* [Task to carry out] All the data should be repeated exactly. Any image in it is left out.

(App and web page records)
◇ ◇ ◇ ◇ ◇
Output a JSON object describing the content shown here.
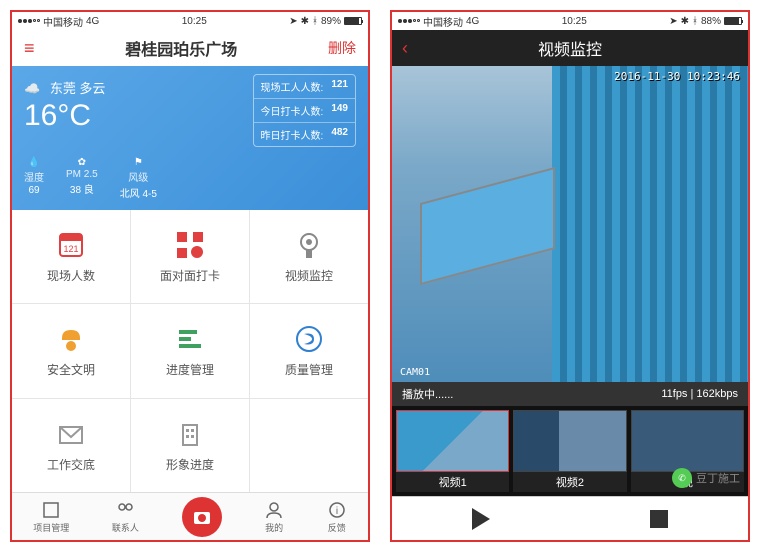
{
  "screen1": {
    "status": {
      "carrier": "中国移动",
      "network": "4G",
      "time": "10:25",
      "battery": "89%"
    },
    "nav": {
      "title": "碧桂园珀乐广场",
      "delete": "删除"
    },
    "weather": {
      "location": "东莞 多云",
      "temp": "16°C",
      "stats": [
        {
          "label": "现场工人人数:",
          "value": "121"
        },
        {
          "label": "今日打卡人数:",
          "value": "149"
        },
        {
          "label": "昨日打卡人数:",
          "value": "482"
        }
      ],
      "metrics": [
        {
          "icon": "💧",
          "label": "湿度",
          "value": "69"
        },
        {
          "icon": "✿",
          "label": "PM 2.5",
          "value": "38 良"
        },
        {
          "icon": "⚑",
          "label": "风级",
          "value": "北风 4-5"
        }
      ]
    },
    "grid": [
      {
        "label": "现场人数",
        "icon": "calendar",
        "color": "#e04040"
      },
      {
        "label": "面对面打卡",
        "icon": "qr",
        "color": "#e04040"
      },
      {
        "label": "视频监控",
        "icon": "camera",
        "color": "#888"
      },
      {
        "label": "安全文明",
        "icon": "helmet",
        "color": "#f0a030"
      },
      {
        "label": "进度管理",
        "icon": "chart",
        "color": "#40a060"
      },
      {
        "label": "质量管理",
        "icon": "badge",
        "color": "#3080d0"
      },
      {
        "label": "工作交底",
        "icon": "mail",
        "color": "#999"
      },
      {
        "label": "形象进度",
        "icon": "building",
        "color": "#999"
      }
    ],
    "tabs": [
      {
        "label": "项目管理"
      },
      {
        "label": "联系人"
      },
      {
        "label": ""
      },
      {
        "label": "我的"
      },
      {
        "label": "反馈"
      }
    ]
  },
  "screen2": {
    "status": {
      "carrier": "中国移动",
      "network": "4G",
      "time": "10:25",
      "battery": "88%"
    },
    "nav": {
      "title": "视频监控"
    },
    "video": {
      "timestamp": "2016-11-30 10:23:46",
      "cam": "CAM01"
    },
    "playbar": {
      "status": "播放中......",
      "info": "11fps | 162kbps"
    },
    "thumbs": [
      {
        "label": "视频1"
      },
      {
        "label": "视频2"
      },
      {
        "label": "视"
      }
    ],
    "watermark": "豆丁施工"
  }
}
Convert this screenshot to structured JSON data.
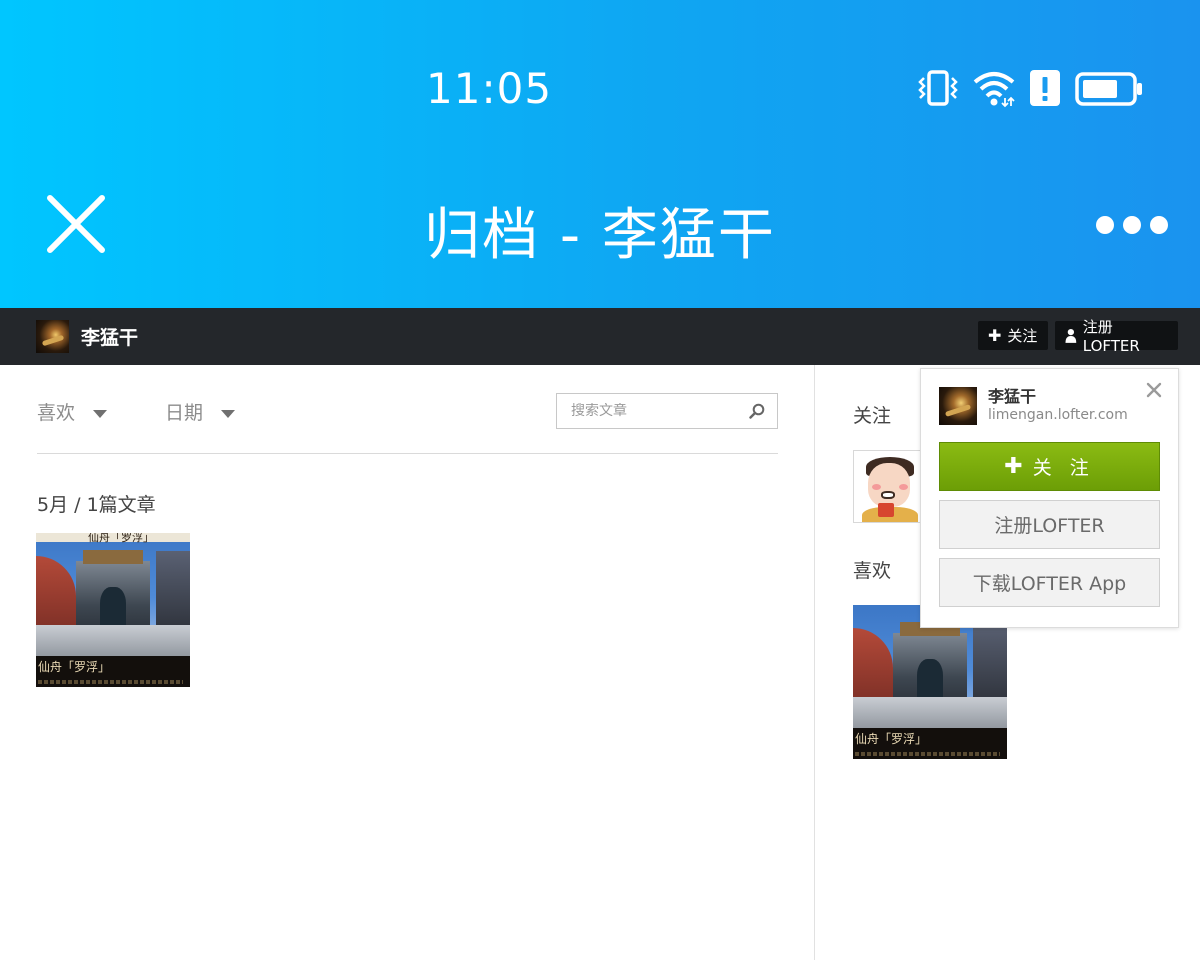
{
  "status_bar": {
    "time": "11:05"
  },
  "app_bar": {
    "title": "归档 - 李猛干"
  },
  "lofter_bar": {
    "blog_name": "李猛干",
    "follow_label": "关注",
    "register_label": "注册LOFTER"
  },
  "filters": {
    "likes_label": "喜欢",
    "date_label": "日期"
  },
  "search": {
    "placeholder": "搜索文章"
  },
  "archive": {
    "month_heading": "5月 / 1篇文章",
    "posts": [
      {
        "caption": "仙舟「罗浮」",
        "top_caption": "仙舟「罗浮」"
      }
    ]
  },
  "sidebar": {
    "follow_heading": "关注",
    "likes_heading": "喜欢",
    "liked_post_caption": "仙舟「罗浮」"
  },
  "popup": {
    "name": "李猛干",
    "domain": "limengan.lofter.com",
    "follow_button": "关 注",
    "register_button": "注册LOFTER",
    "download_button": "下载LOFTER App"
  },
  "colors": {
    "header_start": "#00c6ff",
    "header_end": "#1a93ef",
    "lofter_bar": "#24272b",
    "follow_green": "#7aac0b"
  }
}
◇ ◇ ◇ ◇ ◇
* [Result]
Output a JSON object describing the content shown here.
{
  "screen1": {
    "status": {
      "carrier": "中国移动",
      "network": "4G",
      "time": "10:25",
      "battery": "89%"
    },
    "nav": {
      "title": "碧桂园珀乐广场",
      "delete": "删除"
    },
    "weather": {
      "location": "东莞 多云",
      "temp": "16°C",
      "stats": [
        {
          "label": "现场工人人数:",
          "value": "121"
        },
        {
          "label": "今日打卡人数:",
          "value": "149"
        },
        {
          "label": "昨日打卡人数:",
          "value": "482"
        }
      ],
      "metrics": [
        {
          "icon": "💧",
          "label": "湿度",
          "value": "69"
        },
        {
          "icon": "✿",
          "label": "PM 2.5",
          "value": "38 良"
        },
        {
          "icon": "⚑",
          "label": "风级",
          "value": "北风 4-5"
        }
      ]
    },
    "grid": [
      {
        "label": "现场人数",
        "icon": "calendar",
        "color": "#e04040"
      },
      {
        "label": "面对面打卡",
        "icon": "qr",
        "color": "#e04040"
      },
      {
        "label": "视频监控",
        "icon": "camera",
        "color": "#888"
      },
      {
        "label": "安全文明",
        "icon": "helmet",
        "color": "#f0a030"
      },
      {
        "label": "进度管理",
        "icon": "chart",
        "color": "#40a060"
      },
      {
        "label": "质量管理",
        "icon": "badge",
        "color": "#3080d0"
      },
      {
        "label": "工作交底",
        "icon": "mail",
        "color": "#999"
      },
      {
        "label": "形象进度",
        "icon": "building",
        "color": "#999"
      }
    ],
    "tabs": [
      {
        "label": "项目管理"
      },
      {
        "label": "联系人"
      },
      {
        "label": ""
      },
      {
        "label": "我的"
      },
      {
        "label": "反馈"
      }
    ]
  },
  "screen2": {
    "status": {
      "carrier": "中国移动",
      "network": "4G",
      "time": "10:25",
      "battery": "88%"
    },
    "nav": {
      "title": "视频监控"
    },
    "video": {
      "timestamp": "2016-11-30 10:23:46",
      "cam": "CAM01"
    },
    "playbar": {
      "status": "播放中......",
      "info": "11fps | 162kbps"
    },
    "thumbs": [
      {
        "label": "视频1"
      },
      {
        "label": "视频2"
      },
      {
        "label": "视"
      }
    ],
    "watermark": "豆丁施工"
  }
}
Convert this screenshot to structured JSON data.
{
  "status_bar": {
    "time": "11:05"
  },
  "app_bar": {
    "title": "归档 - 李猛干"
  },
  "lofter_bar": {
    "blog_name": "李猛干",
    "follow_label": "关注",
    "register_label": "注册LOFTER"
  },
  "filters": {
    "likes_label": "喜欢",
    "date_label": "日期"
  },
  "search": {
    "placeholder": "搜索文章"
  },
  "archive": {
    "month_heading": "5月 / 1篇文章",
    "posts": [
      {
        "caption": "仙舟「罗浮」",
        "top_caption": "仙舟「罗浮」"
      }
    ]
  },
  "sidebar": {
    "follow_heading": "关注",
    "likes_heading": "喜欢",
    "liked_post_caption": "仙舟「罗浮」"
  },
  "popup": {
    "name": "李猛干",
    "domain": "limengan.lofter.com",
    "follow_button": "关 注",
    "register_button": "注册LOFTER",
    "download_button": "下载LOFTER App"
  },
  "colors": {
    "header_start": "#00c6ff",
    "header_end": "#1a93ef",
    "lofter_bar": "#24272b",
    "follow_green": "#7aac0b"
  }
}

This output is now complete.